Looks like a tedious film... but then, it's a tedious fucking regime.

I read the intro and conclusions of the report - and I'm wondering what special / sensitivity training means in this context. Asylum (even visas) are fraught with problems not just of class and gender; it's a fairly problematic concept to begin with.

My very close Iranian friend fled across the border to Pakistan soon after he graduated from art university. He was with an old friend of his, who applied to the UN (if memory serves) for political asylum, pretending to be gay and persecuted for being so. (He asked my friend to take some "gay pictures" with him - man I would pay top dollar for those shots today!) The faux homosexual friend got asylum and is today happily married and successful in Canada - he even visits Iran now. My friend (who did not pretend to be gay) was denied and went back to Iran in a few months, did his military service, and is still (several years later) knocking about various countries in South Asia on student visas, trying to never go back. He's thirty and already exhausted, and for the first time is seriously considering going back and settling in his homeland, because he doesn't have the money to go to Europe nor the drive or linguistic skills to seek work in South Asia.

What I mean is, sexuality is a difficult to talk about, culturally defined thing - for the asylum seeker and for those who judge whether it makes a sufficient case. How do you prove homosexuality and persecution, while being discreet enough to survive in your homeland (when) you're denied? Is an Iranian gay woman more or less persecuted than a woman who is found to be "disloyal" to her husband and faces the death penalty? Many young people (not just homosexuals) find it intolerable to live in Iran and impossible to leave; men can't even travel outside until they've finished their military service, and of course money is always an issue for anyone who wants to make it in a foreign land.
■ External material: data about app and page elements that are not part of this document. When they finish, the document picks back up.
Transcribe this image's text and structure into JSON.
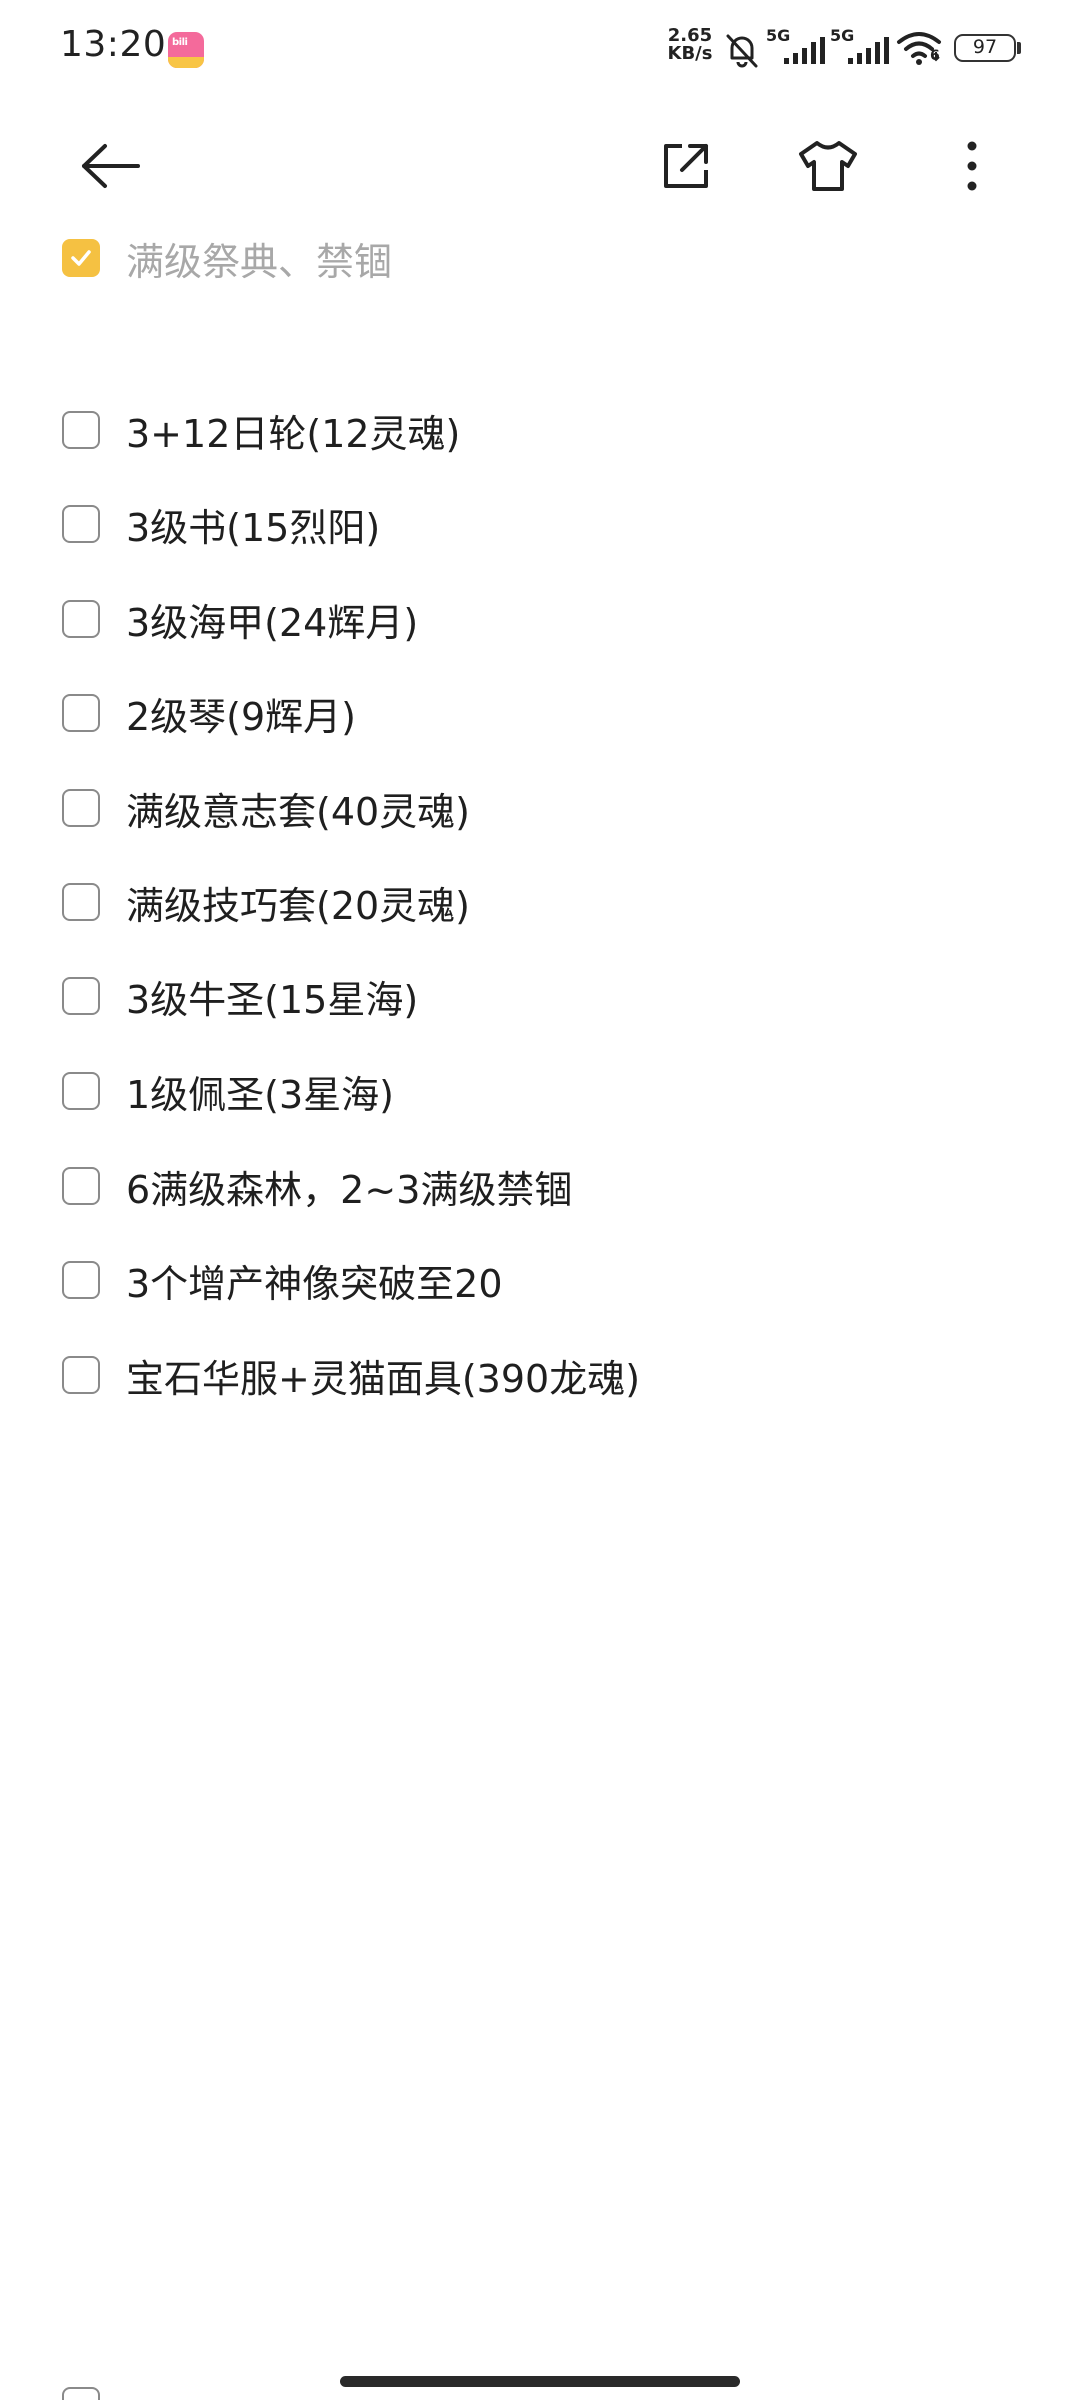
{
  "status_bar": {
    "time": "13:20",
    "net_speed_value": "2.65",
    "net_speed_unit": "KB/s",
    "network_1": "5G",
    "network_2": "5G",
    "wifi_badge": "6",
    "battery": "97"
  },
  "toolbar": {
    "back_icon": "arrow-left-icon",
    "share_icon": "open-external-icon",
    "theme_icon": "tshirt-icon",
    "more_icon": "more-vertical-icon"
  },
  "checklist": [
    {
      "label": "满级祭典、禁锢",
      "checked": true
    },
    {
      "label": "3+12日轮(12灵魂)",
      "checked": false
    },
    {
      "label": "3级书(15烈阳)",
      "checked": false
    },
    {
      "label": "3级海甲(24辉月)",
      "checked": false
    },
    {
      "label": "2级琴(9辉月)",
      "checked": false
    },
    {
      "label": "满级意志套(40灵魂)",
      "checked": false
    },
    {
      "label": "满级技巧套(20灵魂)",
      "checked": false
    },
    {
      "label": "3级牛圣(15星海)",
      "checked": false
    },
    {
      "label": "1级佩圣(3星海)",
      "checked": false
    },
    {
      "label": "6满级森林，2~3满级禁锢",
      "checked": false
    },
    {
      "label": "3个增产神像突破至20",
      "checked": false
    },
    {
      "label": "宝石华服+灵猫面具(390龙魂)",
      "checked": false
    }
  ],
  "colors": {
    "accent": "#f5c142",
    "text": "#1f1f1f",
    "muted": "#a8a8a8"
  }
}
Truth, freedom, persecution, harassment - all these things are difficult to successfully calibrate on any kind of objective scale. While the statistics of the report are compelling, even upsetting, the solutions it suggests seem to me fairly simplistic.
posted by mondaygreens at 1:29 AM on May 14, 2010

I really dislike it when filmmakers (or bands, for that matter) are either too lazy to check to see if a title's been used before or if they're too dense to care.
posted by item at 2:08 AM on May 14, 2010
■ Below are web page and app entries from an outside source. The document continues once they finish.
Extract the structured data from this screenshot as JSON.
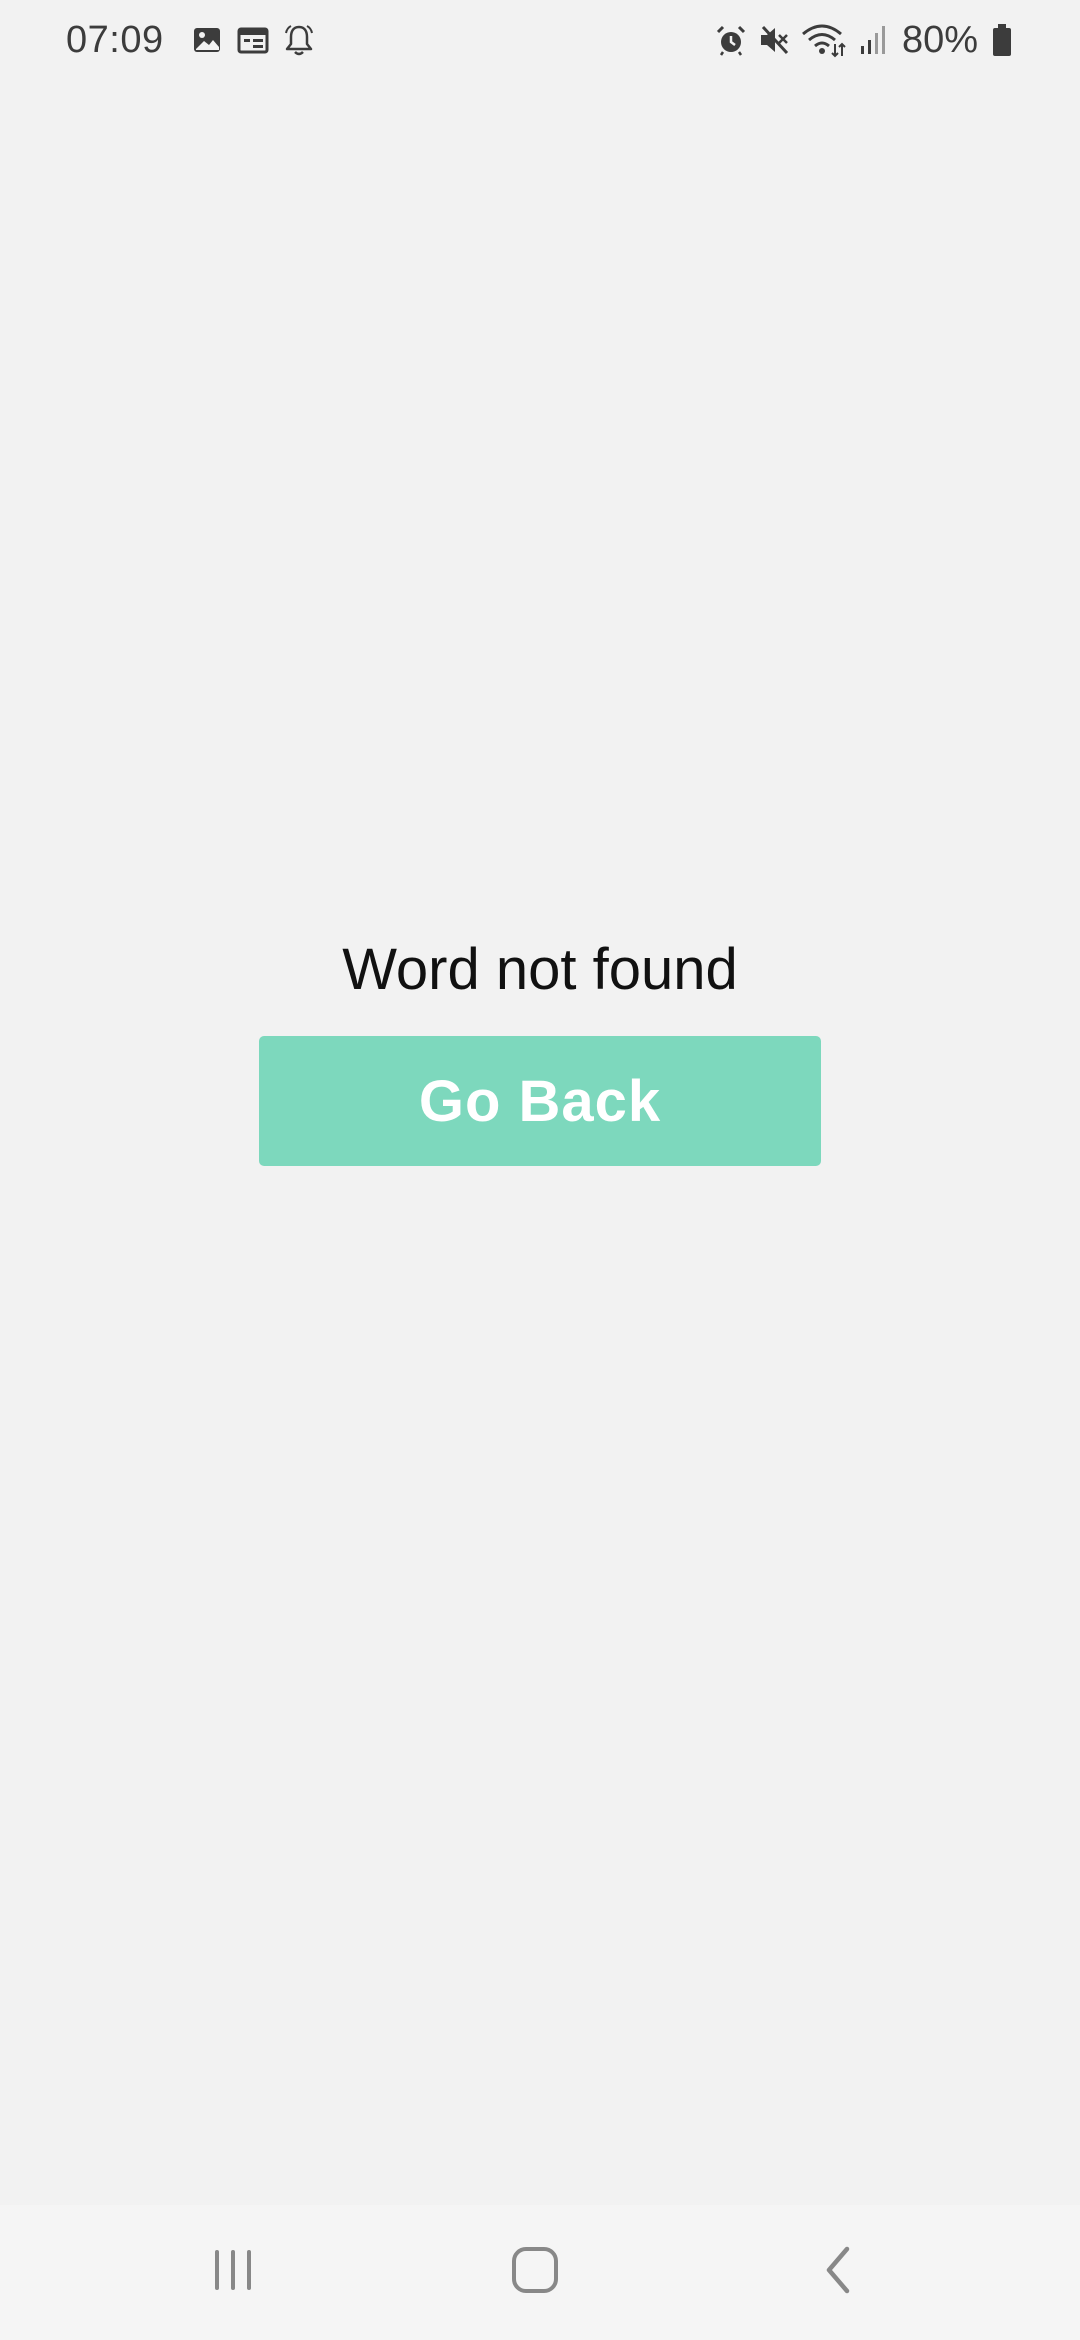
{
  "status_bar": {
    "time": "07:09",
    "left_icons": [
      "gallery-icon",
      "calendar-icon",
      "bell-icon"
    ],
    "right_icons": [
      "alarm-icon",
      "mute-icon",
      "wifi-icon",
      "signal-icon"
    ],
    "battery_percent": "80%"
  },
  "main": {
    "message": "Word not found",
    "button_label": "Go Back"
  },
  "colors": {
    "background": "#f2f2f2",
    "button": "#7dd8bd",
    "button_text": "#ffffff"
  },
  "nav_bar": {
    "icons": [
      "recents-icon",
      "home-icon",
      "back-icon"
    ]
  }
}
Although the Home Office claims it takes the sexual orientation of asylum seekers into consideration

Well, yeah. But how are they considering it, hmm?
posted by Sys Rq at 4:35 AM on May 14, 2010

It's probably worth pointing out that while it appears the British government doesn't see someone being forced to live in the closet for fear of harassment or personal safety a valid reason to grant an asylum claim (which, in itself, is inhumane enough IMO), there is absolutely no chance Firouz could even attempt to live in the closet after appearing in this film. it seems to me that her participation in this film would likely make deportation an immediate death sentence.
posted by treepour at 1:18 PM on May 14, 2010
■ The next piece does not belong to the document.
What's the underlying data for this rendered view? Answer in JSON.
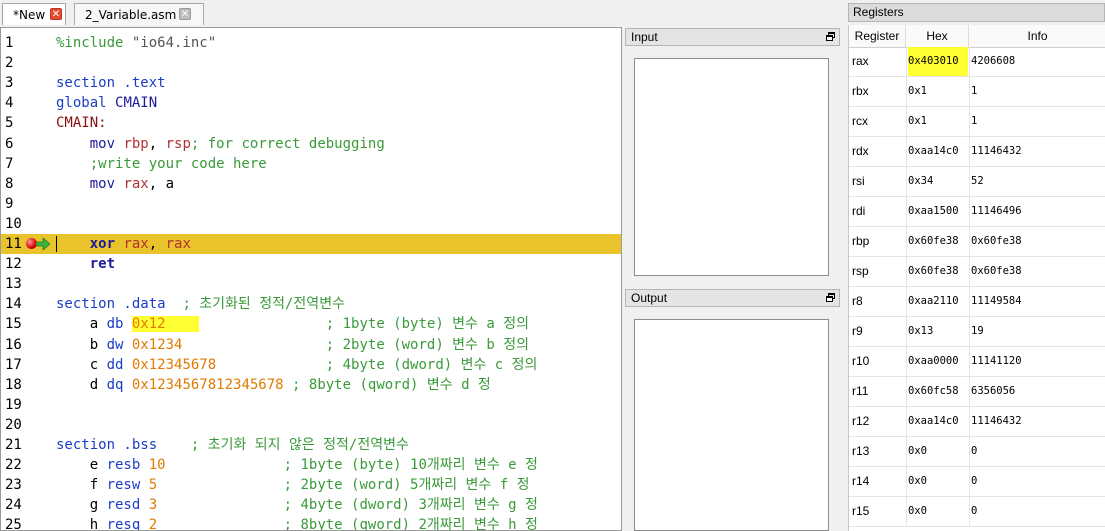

Cameron has spoken in favor of granting gay refugees asylum before. Since this story has suddenly gone viral (Firouz is currently overwhelmed with requests from journalists), maybe he'll have to make good on those words.
posted by homunculus at 2:16 PM on May 14, 2010

Related post.
posted by homunculus at 2:18 PM on May 14, 2010

I really dislike it when filmmakers (or bands, for that matter) are either too lazy to check to see if a title's been used before or if they're too dense to care.

The Persian title, Bonbast (بن بست), can also be translated as "stalemate" or "dead end".
posted by Gordafarin at 5:01 PM on May 14, 2010 [1 favorite]

Iranian actress Kiana Firouz fears film of her life ends in death
posted by homunculus at 9:03 AM on May 20, 2010

Islamists, their victims, and hypocrisy: On the day we allowed two al-Qa'ida members to remain, two other young people waited for the police to see them, and hand them over to men who will kill them
posted by homunculus at 9:04 AM on May 20, 2010

« Older "You know there's a perfectly good brisket back at...  |  September 9th, 2011. Mark it o... Newer »

This thread has been archived and is closed to new comments